You stuck out.
Oh yeah. Head and shoulders above everyone else. The friends we made and the little kids always wanted to touch my face and hair.
So I got her to write down her phone number, and when I got back to the apartment I had my leader call her.
If you had seen her . . . the state she was in . . . I had to. I couldn’t leave her hanging without anyone on her side, no one to turn to. It is so shameful for women there if they can’t have children. Her husband can divorce her for it. She would lose everything. All social standing, the ability to live or have relationships with her own family or friends. For her to get up and do what she did in the middle of the train—she was unbelievably past desperate.
And she approached you.
What did your leader do when she spoke to her?
Her Arabic is excellent . . .
Probably has coffee before class.

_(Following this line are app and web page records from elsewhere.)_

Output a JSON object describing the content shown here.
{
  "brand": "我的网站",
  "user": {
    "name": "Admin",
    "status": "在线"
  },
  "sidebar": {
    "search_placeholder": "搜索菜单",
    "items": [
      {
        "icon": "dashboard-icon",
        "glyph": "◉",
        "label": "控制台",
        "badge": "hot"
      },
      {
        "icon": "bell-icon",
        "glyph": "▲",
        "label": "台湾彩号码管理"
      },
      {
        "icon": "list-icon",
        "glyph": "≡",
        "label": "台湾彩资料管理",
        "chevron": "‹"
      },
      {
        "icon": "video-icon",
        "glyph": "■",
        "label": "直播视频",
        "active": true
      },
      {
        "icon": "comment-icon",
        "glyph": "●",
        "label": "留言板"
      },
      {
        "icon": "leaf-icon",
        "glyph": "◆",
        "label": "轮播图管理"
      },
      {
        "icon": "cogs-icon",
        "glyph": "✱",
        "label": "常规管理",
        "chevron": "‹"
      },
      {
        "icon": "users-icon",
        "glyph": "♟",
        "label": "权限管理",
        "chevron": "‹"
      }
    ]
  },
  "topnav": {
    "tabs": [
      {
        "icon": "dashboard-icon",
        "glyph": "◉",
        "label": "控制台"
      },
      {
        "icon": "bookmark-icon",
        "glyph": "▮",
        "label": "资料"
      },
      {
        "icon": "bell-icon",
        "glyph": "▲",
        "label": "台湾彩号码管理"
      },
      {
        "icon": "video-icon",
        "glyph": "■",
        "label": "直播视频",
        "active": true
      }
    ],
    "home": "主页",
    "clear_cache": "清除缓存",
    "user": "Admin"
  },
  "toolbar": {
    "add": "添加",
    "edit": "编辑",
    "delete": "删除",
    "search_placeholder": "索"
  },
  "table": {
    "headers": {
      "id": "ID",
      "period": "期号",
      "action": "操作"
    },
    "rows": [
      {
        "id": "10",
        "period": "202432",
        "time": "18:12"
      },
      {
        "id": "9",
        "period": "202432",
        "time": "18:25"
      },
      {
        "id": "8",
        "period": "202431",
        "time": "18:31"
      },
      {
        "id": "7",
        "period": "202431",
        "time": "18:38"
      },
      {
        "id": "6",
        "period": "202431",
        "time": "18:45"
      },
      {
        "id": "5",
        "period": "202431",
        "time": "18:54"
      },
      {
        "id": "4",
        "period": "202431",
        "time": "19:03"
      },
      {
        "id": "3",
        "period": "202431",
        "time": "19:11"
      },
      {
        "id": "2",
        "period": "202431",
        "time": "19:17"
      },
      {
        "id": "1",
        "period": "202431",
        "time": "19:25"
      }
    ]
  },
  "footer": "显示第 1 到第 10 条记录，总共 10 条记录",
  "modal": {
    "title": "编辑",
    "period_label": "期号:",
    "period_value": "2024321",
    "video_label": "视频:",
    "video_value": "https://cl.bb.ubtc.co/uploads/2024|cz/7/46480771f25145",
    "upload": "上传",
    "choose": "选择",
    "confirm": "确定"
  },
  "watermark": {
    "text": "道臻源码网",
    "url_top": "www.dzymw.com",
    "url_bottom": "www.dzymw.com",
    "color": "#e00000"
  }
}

. . . and she figured out what the woman wanted in the first place. She gently explained to her that my family would never allow it. Then she offered to meet with the woman over coffee, and the woman agreed. When they met and were praying, the woman burst into tears and said that when they prayed she experienced this overwhelming presence of joy and peace around her. She was crying and laughing and said she had never felt anything like it in her life and never, ever wanted the feeling to go away. She wanted to feel that way always, for the rest of her life. She and my leader kept meeting after I left.

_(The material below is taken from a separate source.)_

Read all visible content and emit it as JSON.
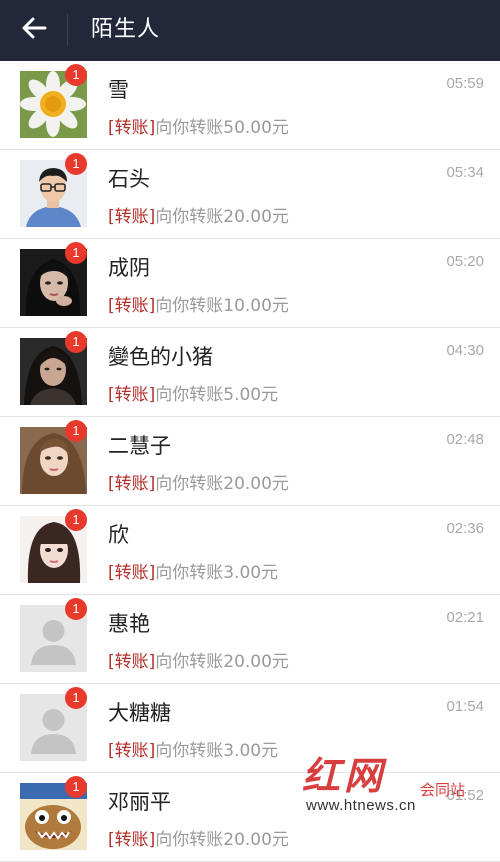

Wow. Good job standing on the train.
I didn’t do anything.
No. How could you? But you still ended up in a foreign country on the same train at the same time with a woman who needed hope. She’s in good hands now.
What makes you say that?
Your traveling companion. The invisible man on the train doesn’t know how to fail.
I love you, Dad.
I love you, darling. I think there’s one thing you can do.
Keep riding the train.
When I was young, I would watch my children move over the earth with their coats and hats and backpacks and projects of colored leaves and colored paper. I wondered then if they needed it all. At times their feet seemed to barely touch the ground, like they were floating. Like if I didn’t keep watching, they would float away up through the branches of the great tree into the universe, into the embrace of someone far above me and there’s nothing I could do. I think now, looking back, I was right. They will finish their walk along that narrow trail that leads them to the end of time, beside them one more powerful, fearless, and wonderful than I ever dreamed.
Cover image by Omar Elsharawy.